▶

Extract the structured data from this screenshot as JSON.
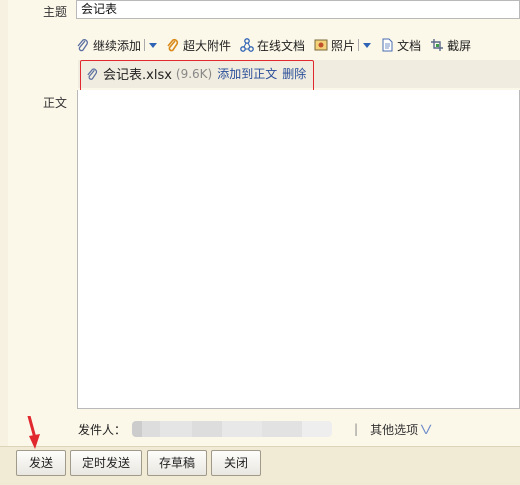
{
  "form": {
    "subject_label": "主题",
    "subject_value": "会记表",
    "body_label": "正文"
  },
  "toolbar": {
    "continue_add": "继续添加",
    "large_attachment": "超大附件",
    "online_doc": "在线文档",
    "photo": "照片",
    "document": "文档",
    "screenshot": "截屏"
  },
  "attachment": {
    "filename": "会记表.xlsx",
    "size": "(9.6K)",
    "add_to_body": "添加到正文",
    "delete": "删除"
  },
  "sender": {
    "label": "发件人：",
    "divider": "|",
    "other_options": "其他选项",
    "options_icon": "chevron-down"
  },
  "actions": {
    "send": "发送",
    "scheduled_send": "定时发送",
    "save_draft": "存草稿",
    "close": "关闭"
  },
  "colors": {
    "highlight": "#e0282e",
    "link": "#2a4e9a",
    "accent_blue": "#2f63b5"
  }
}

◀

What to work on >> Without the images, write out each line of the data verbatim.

Result >>
Extract the structured data from this screenshot as JSON.
{
  "form": {
    "subject_label": "主题",
    "subject_value": "会记表",
    "body_label": "正文"
  },
  "toolbar": {
    "continue_add": "继续添加",
    "large_attachment": "超大附件",
    "online_doc": "在线文档",
    "photo": "照片",
    "document": "文档",
    "screenshot": "截屏"
  },
  "attachment": {
    "filename": "会记表.xlsx",
    "size": "(9.6K)",
    "add_to_body": "添加到正文",
    "delete": "删除"
  },
  "sender": {
    "label": "发件人：",
    "divider": "|",
    "other_options": "其他选项",
    "options_icon": "chevron-down"
  },
  "actions": {
    "send": "发送",
    "scheduled_send": "定时发送",
    "save_draft": "存草稿",
    "close": "关闭"
  },
  "colors": {
    "highlight": "#e0282e",
    "link": "#2a4e9a",
    "accent_blue": "#2f63b5"
  }
}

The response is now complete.